Price, offers 12 different portfolios, and flexible contribution amounts starting with as little as $25/month.
Both the Maryland Prepaid College Trust and the Maryland
College Investment Plan are 529 plans. As a tax incentive,
all Program contributions can be deducted from Maryland State
income at a rate of up to $2,500 per contract annually. Earnings
on those payments are exempt from Maryland taxes when used
Contact the College Savings Plans of Maryland for more details
at 1.888.4MD.GRAD or online at http://www.collegesavingsmd.org.
Grants from institutional sources are the second most common
type of aid available to students. Nearly 20 percent of available
aid comes from colleges and universities.
Tax Benefits for College Students
In addition to financial aid, students and their families
have access to several federal tax benefits that help lower
their college expenses. Please refer to IRS Publication 970,
Tax Benefits for Education, for more details.
Hope Scholarship Tax Credit
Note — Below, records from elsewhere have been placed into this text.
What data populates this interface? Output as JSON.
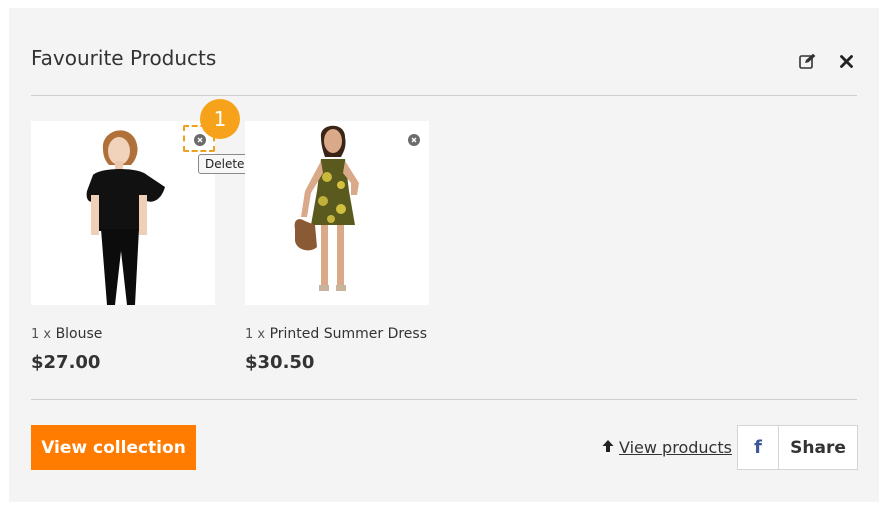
{
  "panel": {
    "title": "Favourite Products",
    "edit_icon": "edit-icon",
    "close_icon": "close-icon"
  },
  "annotation": {
    "step": "1",
    "tooltip": "Delete",
    "highlight_color": "#f0a020",
    "badge_color": "#f7a21b"
  },
  "products": [
    {
      "qty": "1 x",
      "name": "Blouse",
      "price": "$27.00",
      "image": "black-blouse-model"
    },
    {
      "qty": "1 x",
      "name": "Printed Summer Dress",
      "price": "$30.50",
      "image": "yellow-summer-dress-model"
    }
  ],
  "footer": {
    "view_collection": "View collection",
    "view_products": "View products",
    "share": "Share",
    "facebook": "f"
  },
  "colors": {
    "accent": "#ff7c00",
    "facebook": "#3b5998",
    "panel_bg": "#f4f4f4"
  }
}
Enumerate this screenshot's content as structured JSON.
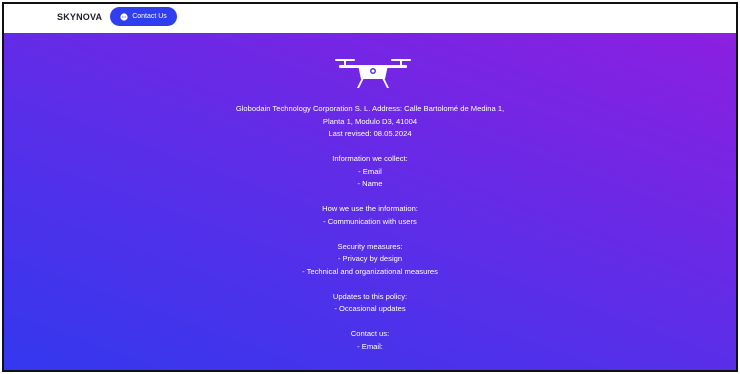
{
  "header": {
    "brand": "SKYNOVA",
    "contact_label": "Contact Us"
  },
  "icons": {
    "logo": "drone-icon",
    "contact": "chat-bubble-icon"
  },
  "colors": {
    "button": "#2f3ff0",
    "gradient_start": "#3338ee",
    "gradient_end": "#8c1fe0"
  },
  "policy": {
    "address_line1": "Globodain Technology Corporation S. L. Address: Calle Bartolomé de Medina 1,",
    "address_line2": "Planta 1, Modulo D3, 41004",
    "last_revised": "Last revised: 08.05.2024",
    "collect_title": "Information we collect:",
    "collect_items": [
      "- Email",
      "- Name"
    ],
    "use_title": "How we use the information:",
    "use_items": [
      "- Communication with users"
    ],
    "security_title": "Security measures:",
    "security_items": [
      "- Privacy by design",
      "- Technical and organizational measures"
    ],
    "updates_title": "Updates to this policy:",
    "updates_items": [
      "- Occasional updates"
    ],
    "contact_title": "Contact us:",
    "contact_items": [
      "- Email:"
    ]
  }
}
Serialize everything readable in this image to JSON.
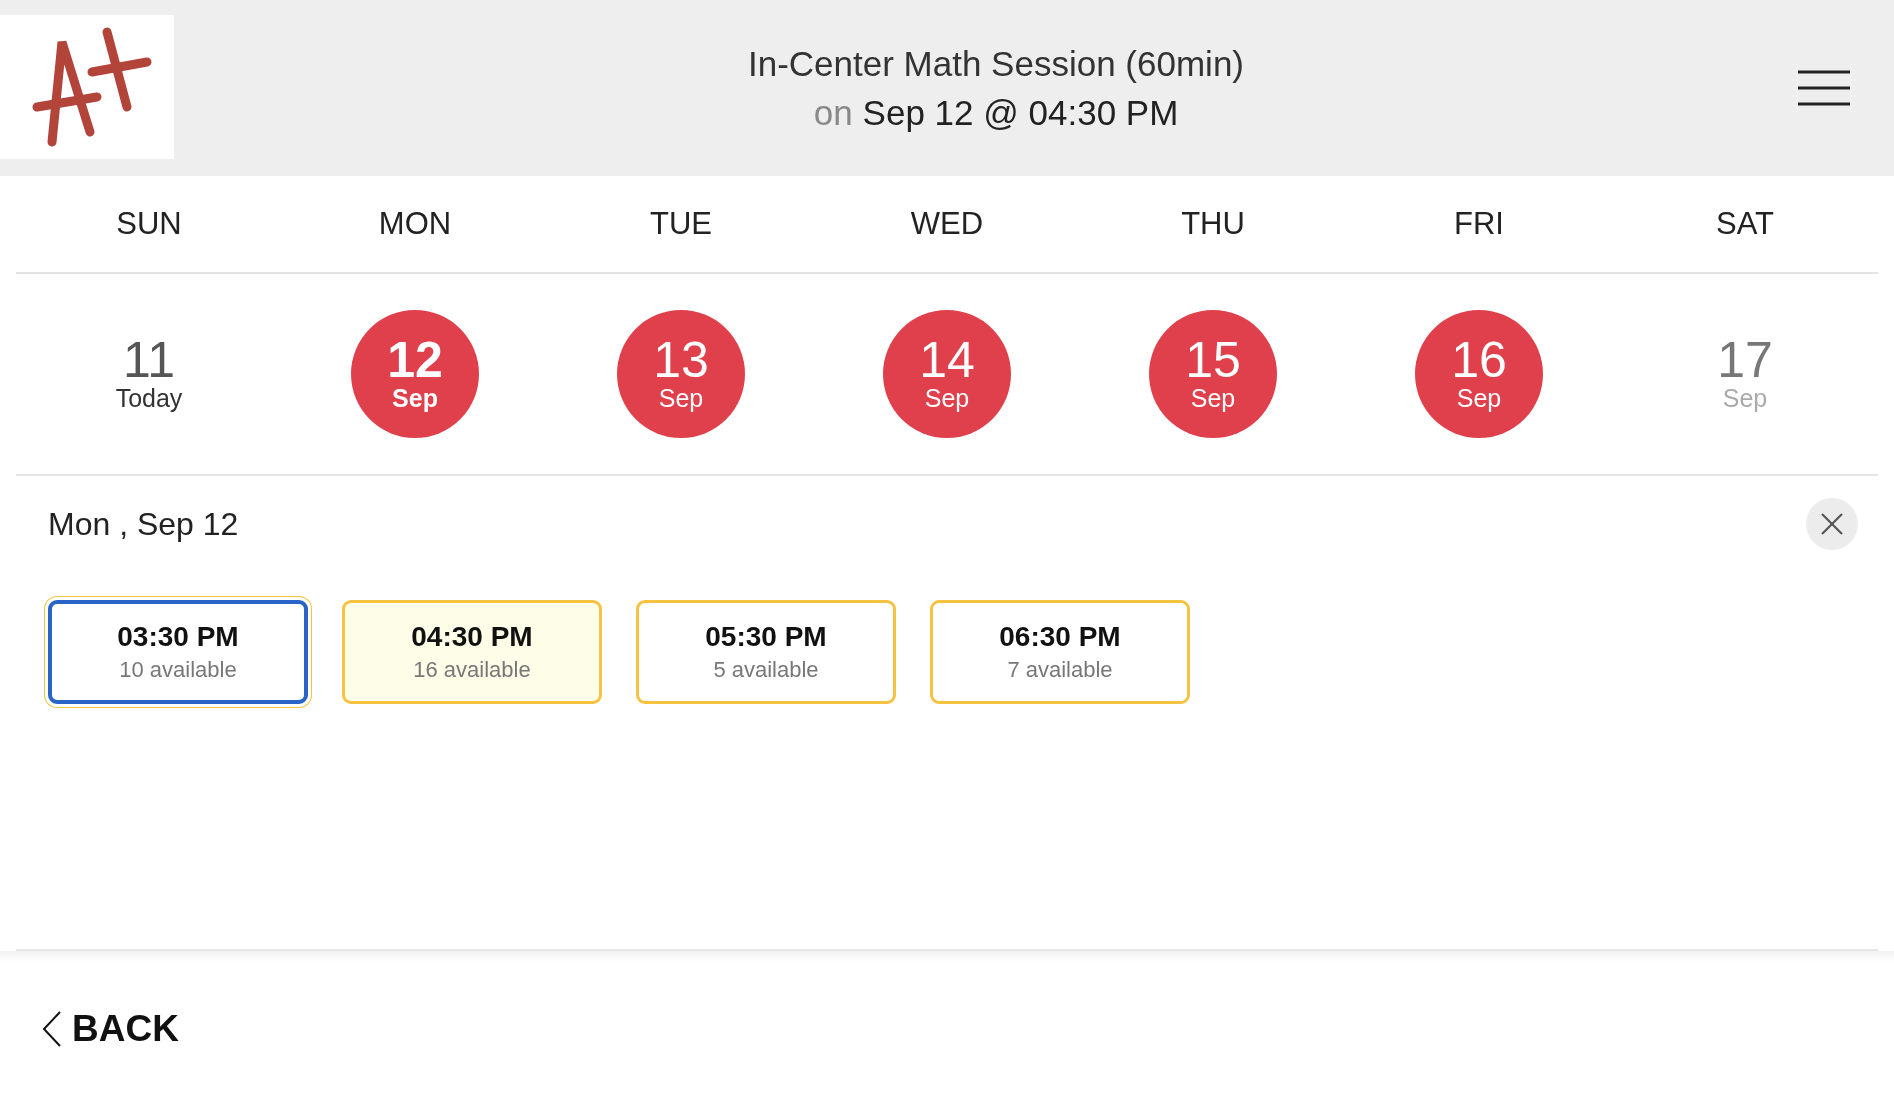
{
  "header": {
    "title": "In-Center Math Session (60min)",
    "subtitle_prefix": "on",
    "subtitle": "Sep 12 @ 04:30 PM"
  },
  "weekdays": [
    "SUN",
    "MON",
    "TUE",
    "WED",
    "THU",
    "FRI",
    "SAT"
  ],
  "dates": [
    {
      "day": "11",
      "sub": "Today",
      "kind": "today",
      "selected": false
    },
    {
      "day": "12",
      "sub": "Sep",
      "kind": "available",
      "selected": true
    },
    {
      "day": "13",
      "sub": "Sep",
      "kind": "available",
      "selected": false
    },
    {
      "day": "14",
      "sub": "Sep",
      "kind": "available",
      "selected": false
    },
    {
      "day": "15",
      "sub": "Sep",
      "kind": "available",
      "selected": false
    },
    {
      "day": "16",
      "sub": "Sep",
      "kind": "available",
      "selected": false
    },
    {
      "day": "17",
      "sub": "Sep",
      "kind": "unavailable",
      "selected": false
    }
  ],
  "selected_date": "Mon , Sep 12",
  "slots": [
    {
      "time": "03:30 PM",
      "availability": "10 available",
      "selected": true,
      "current": false
    },
    {
      "time": "04:30 PM",
      "availability": "16 available",
      "selected": false,
      "current": true
    },
    {
      "time": "05:30 PM",
      "availability": "5 available",
      "selected": false,
      "current": false
    },
    {
      "time": "06:30 PM",
      "availability": "7 available",
      "selected": false,
      "current": false
    }
  ],
  "back": "BACK"
}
The Hope Scholarship tax credit allows students, or their
parents or guardians, to claim up to $1,500 per student
per year for out-of-pocket tuition and fee expenditures.
This $1,500 tax credit may be claimed for the first two
years of undergraduate study, calculated as follows: the
tax credit equals 100 percent of the first $1,000 spent
on tuition and fees, and 50 percent of the next $1,000.
The Hope credit is available to taxpayers with a gross income
of up to $50,000 (up to $100,000 for joint filers). The
credit is phased out on a sliding scale for taxpayers earning
$40,000 and above (and $80,000 and above for joint filers).
Lifetime Learning Tax Credit
The Lifetime Learning tax credit allows college students
or their families to claim up to 20 percent of qualified
out-of-pocket tuition expenditures per year with the maximum
credit being $2,000. The Lifetime Learning credit, which
may be claimed for an unlimited number of years for both
undergraduate and graduate study, allows qualified taxpayers
to claim a tax credit equal to 20 percent of the first
$10,000 spent on tuition and fees. The Lifetime Learning
credit is available to taxpayers with a gross income of
up to $50,000 (and up to $100,000 for joint filers). The
credit is phased out on a sliding scale for taxpayers
earning $40,000 and above (and $80,000 and above for joint
Coverdell Education Savings Account (ESA)
Penalty-free withdrawals are permitted from Coverdell
ESAs for undergraduate and graduate education and can
be funded with annual, nondeductible contributions of
up to $2,000 per beneficiary. The earnings on these accounts
are tax-free if the funds are withdrawn to pay college
tuition. Eligibility to make contributions to Education
IRAs is phased out for contributors with adjusted gross
income less than $110,000 for single taxpayers ($140,000
and $220,000 for joint filers).
Deduction for Student Loan Interest
The new deduction for student loan interest allows borrowers
to deduct interest paid on any loan used for college expenses.
This deduction is available to all taxpayers, regardless
of whether they take the standard deduction or itemize
their deductions. The maximum deduction is $2,500 in 2001.
The deduction is phased out for single taxpayers with
adjusted gross income of between $50,000 and $65,000 ($100,000
and $135,000 for joint returns).
Exclusion for Employee Education Benefits
This provision allows workers to exclude from taxable
income up to $5,250 a year in undergraduate and graduate
tuition assistance provided by their employers